- PROBLEM DETAILS: Your task is to write out the entire listing exactly, omitting its pictures.

- DATA:
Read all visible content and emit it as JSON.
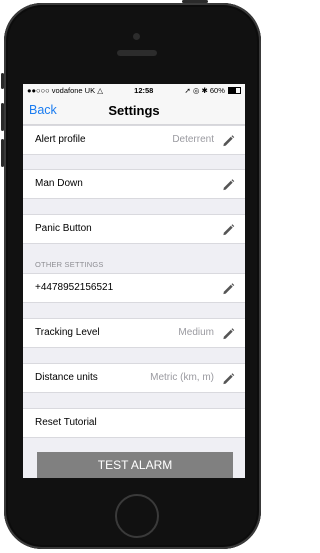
{
  "status_bar": {
    "carrier": "●●○○○ vodafone UK",
    "wifi_icon": "wifi-icon",
    "time": "12:58",
    "indicators": "➚ ◎ ✱",
    "battery_percent": "60%",
    "battery_level": 0.6
  },
  "navbar": {
    "back_label": "Back",
    "title": "Settings"
  },
  "rows": {
    "alert_profile": {
      "label": "Alert profile",
      "value": "Deterrent"
    },
    "man_down": {
      "label": "Man Down"
    },
    "panic_button": {
      "label": "Panic Button"
    },
    "phone_number": {
      "label": "+4478952156521"
    },
    "tracking_level": {
      "label": "Tracking Level",
      "value": "Medium"
    },
    "distance_units": {
      "label": "Distance units",
      "value": "Metric (km, m)"
    },
    "reset_tutorial": {
      "label": "Reset Tutorial"
    }
  },
  "sections": {
    "other_settings": "OTHER SETTINGS"
  },
  "test_alarm_label": "TEST ALARM",
  "colors": {
    "accent": "#1a7cf0",
    "alarm_button": "#808080",
    "background": "#efeff4"
  }
}
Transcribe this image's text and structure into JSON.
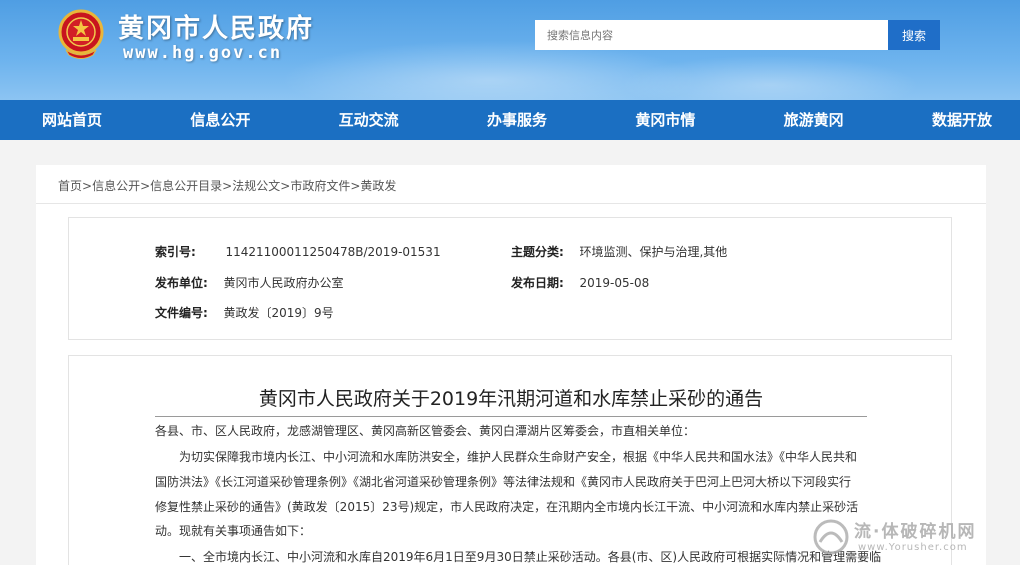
{
  "header": {
    "site_title": "黄冈市人民政府",
    "site_url": "www.hg.gov.cn",
    "search_placeholder": "搜索信息内容",
    "search_button": "搜索"
  },
  "nav": {
    "items": [
      "网站首页",
      "信息公开",
      "互动交流",
      "办事服务",
      "黄冈市情",
      "旅游黄冈",
      "数据开放"
    ]
  },
  "breadcrumb": {
    "items": [
      "首页",
      "信息公开",
      "信息公开目录",
      "法规公文",
      "市政府文件",
      "黄政发"
    ],
    "separator": ">"
  },
  "meta": {
    "index_label": "索引号:",
    "index_value": "11421100011250478B/2019-01531",
    "category_label": "主题分类:",
    "category_value": "环境监测、保护与治理,其他",
    "publisher_label": "发布单位:",
    "publisher_value": "黄冈市人民政府办公室",
    "date_label": "发布日期:",
    "date_value": "2019-05-08",
    "docno_label": "文件编号:",
    "docno_value": "黄政发〔2019〕9号"
  },
  "document": {
    "title": "黄冈市人民政府关于2019年汛期河道和水库禁止采砂的通告",
    "lines": [
      "各县、市、区人民政府，龙感湖管理区、黄冈高新区管委会、黄冈白潭湖片区筹委会，市直相关单位：",
      "　　为切实保障我市境内长江、中小河流和水库防洪安全，维护人民群众生命财产安全，根据《中华人民共和国水法》《中华人民共和",
      "国防洪法》《长江河道采砂管理条例》《湖北省河道采砂管理条例》等法律法规和《黄冈市人民政府关于巴河上巴河大桥以下河段实行",
      "修复性禁止采砂的通告》(黄政发〔2015〕23号)规定，市人民政府决定，在汛期内全市境内长江干流、中小河流和水库内禁止采砂活",
      "动。现就有关事项通告如下：",
      "　　一、全市境内长江、中小河流和水库自2019年6月1日至9月30日禁止采砂活动。各县(市、区)人民政府可根据实际情况和管理需要临"
    ]
  },
  "watermark": {
    "text": "流·体破碎机网",
    "url": "www.Yorusher.com"
  },
  "colors": {
    "header_blue": "#5aa8ea",
    "nav_blue": "#1b6fc2",
    "search_button": "#1f6ec8"
  }
}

- ANSWER FOR THIS EXERCISE:
Read all visible content and emit it as JSON.
{
  "status_bar": {
    "carrier": "●●○○○ vodafone UK",
    "wifi_icon": "wifi-icon",
    "time": "12:58",
    "indicators": "➚ ◎ ✱",
    "battery_percent": "60%",
    "battery_level": 0.6
  },
  "navbar": {
    "back_label": "Back",
    "title": "Settings"
  },
  "rows": {
    "alert_profile": {
      "label": "Alert profile",
      "value": "Deterrent"
    },
    "man_down": {
      "label": "Man Down"
    },
    "panic_button": {
      "label": "Panic Button"
    },
    "phone_number": {
      "label": "+4478952156521"
    },
    "tracking_level": {
      "label": "Tracking Level",
      "value": "Medium"
    },
    "distance_units": {
      "label": "Distance units",
      "value": "Metric (km, m)"
    },
    "reset_tutorial": {
      "label": "Reset Tutorial"
    }
  },
  "sections": {
    "other_settings": "OTHER SETTINGS"
  },
  "test_alarm_label": "TEST ALARM",
  "colors": {
    "accent": "#1a7cf0",
    "alarm_button": "#808080",
    "background": "#efeff4"
  }
}
Transcribe this image's text and structure into JSON.
{
  "header": {
    "site_title": "黄冈市人民政府",
    "site_url": "www.hg.gov.cn",
    "search_placeholder": "搜索信息内容",
    "search_button": "搜索"
  },
  "nav": {
    "items": [
      "网站首页",
      "信息公开",
      "互动交流",
      "办事服务",
      "黄冈市情",
      "旅游黄冈",
      "数据开放"
    ]
  },
  "breadcrumb": {
    "items": [
      "首页",
      "信息公开",
      "信息公开目录",
      "法规公文",
      "市政府文件",
      "黄政发"
    ],
    "separator": ">"
  },
  "meta": {
    "index_label": "索引号:",
    "index_value": "11421100011250478B/2019-01531",
    "category_label": "主题分类:",
    "category_value": "环境监测、保护与治理,其他",
    "publisher_label": "发布单位:",
    "publisher_value": "黄冈市人民政府办公室",
    "date_label": "发布日期:",
    "date_value": "2019-05-08",
    "docno_label": "文件编号:",
    "docno_value": "黄政发〔2019〕9号"
  },
  "document": {
    "title": "黄冈市人民政府关于2019年汛期河道和水库禁止采砂的通告",
    "lines": [
      "各县、市、区人民政府，龙感湖管理区、黄冈高新区管委会、黄冈白潭湖片区筹委会，市直相关单位：",
      "　　为切实保障我市境内长江、中小河流和水库防洪安全，维护人民群众生命财产安全，根据《中华人民共和国水法》《中华人民共和",
      "国防洪法》《长江河道采砂管理条例》《湖北省河道采砂管理条例》等法律法规和《黄冈市人民政府关于巴河上巴河大桥以下河段实行",
      "修复性禁止采砂的通告》(黄政发〔2015〕23号)规定，市人民政府决定，在汛期内全市境内长江干流、中小河流和水库内禁止采砂活",
      "动。现就有关事项通告如下：",
      "　　一、全市境内长江、中小河流和水库自2019年6月1日至9月30日禁止采砂活动。各县(市、区)人民政府可根据实际情况和管理需要临"
    ]
  },
  "watermark": {
    "text": "流·体破碎机网",
    "url": "www.Yorusher.com"
  },
  "colors": {
    "header_blue": "#5aa8ea",
    "nav_blue": "#1b6fc2",
    "search_button": "#1f6ec8"
  }
}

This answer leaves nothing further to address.